* _ACTIVITY_: Wherever the word "title" turns up in a line of the entries, copy that line.

(Beginning of SUPPLIED DATA)

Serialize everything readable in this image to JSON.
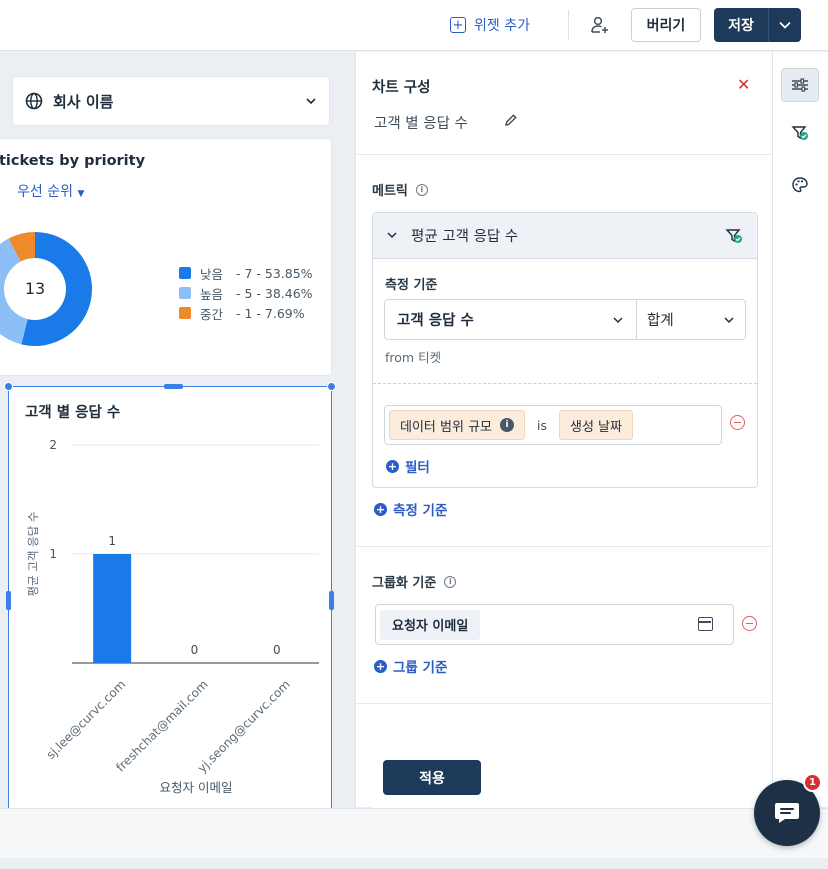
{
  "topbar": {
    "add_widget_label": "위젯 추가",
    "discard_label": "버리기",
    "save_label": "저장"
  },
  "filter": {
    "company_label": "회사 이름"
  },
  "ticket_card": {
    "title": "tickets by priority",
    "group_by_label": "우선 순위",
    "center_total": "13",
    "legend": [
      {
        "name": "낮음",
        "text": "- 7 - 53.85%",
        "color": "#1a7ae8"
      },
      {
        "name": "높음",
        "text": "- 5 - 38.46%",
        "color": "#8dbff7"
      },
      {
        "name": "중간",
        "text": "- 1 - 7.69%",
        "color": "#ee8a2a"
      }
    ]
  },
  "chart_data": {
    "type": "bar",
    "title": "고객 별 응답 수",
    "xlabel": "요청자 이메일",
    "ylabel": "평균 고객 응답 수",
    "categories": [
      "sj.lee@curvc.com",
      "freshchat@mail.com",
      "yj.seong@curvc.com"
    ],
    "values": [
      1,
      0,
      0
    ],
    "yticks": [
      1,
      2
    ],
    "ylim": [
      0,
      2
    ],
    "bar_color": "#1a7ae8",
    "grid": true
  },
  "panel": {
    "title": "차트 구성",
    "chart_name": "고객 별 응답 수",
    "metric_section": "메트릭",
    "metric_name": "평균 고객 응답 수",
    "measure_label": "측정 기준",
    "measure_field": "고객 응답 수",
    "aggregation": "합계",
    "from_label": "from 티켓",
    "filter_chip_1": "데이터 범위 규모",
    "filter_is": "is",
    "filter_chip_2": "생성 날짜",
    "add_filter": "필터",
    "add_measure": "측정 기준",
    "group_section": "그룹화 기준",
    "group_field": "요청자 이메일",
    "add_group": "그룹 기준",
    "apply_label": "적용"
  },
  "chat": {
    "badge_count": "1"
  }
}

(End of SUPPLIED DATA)
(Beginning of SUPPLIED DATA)

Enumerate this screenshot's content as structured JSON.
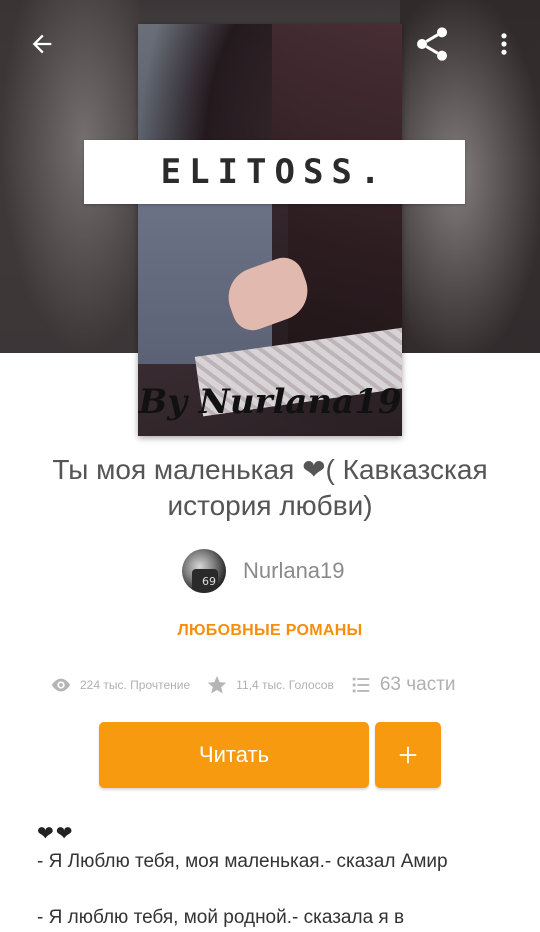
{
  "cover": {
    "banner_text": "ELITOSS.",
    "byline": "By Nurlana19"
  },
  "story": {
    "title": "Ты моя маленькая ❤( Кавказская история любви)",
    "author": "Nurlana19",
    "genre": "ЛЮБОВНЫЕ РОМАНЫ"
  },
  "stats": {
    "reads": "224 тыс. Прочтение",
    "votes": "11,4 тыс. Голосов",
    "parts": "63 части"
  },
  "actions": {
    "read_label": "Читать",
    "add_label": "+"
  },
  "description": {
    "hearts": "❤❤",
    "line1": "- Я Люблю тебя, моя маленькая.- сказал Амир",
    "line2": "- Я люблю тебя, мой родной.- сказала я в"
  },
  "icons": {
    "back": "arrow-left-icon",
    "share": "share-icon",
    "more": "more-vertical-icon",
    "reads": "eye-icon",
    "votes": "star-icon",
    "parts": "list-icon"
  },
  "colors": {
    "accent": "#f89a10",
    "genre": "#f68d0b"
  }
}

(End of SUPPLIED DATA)

* _EXERCISE ANSWER_:
    "title": "tickets by priority",
    "title": "고객 별 응답 수",
    "title": "차트 구성",
    "title": "Ты моя маленькая ❤( Кавказская история любви)",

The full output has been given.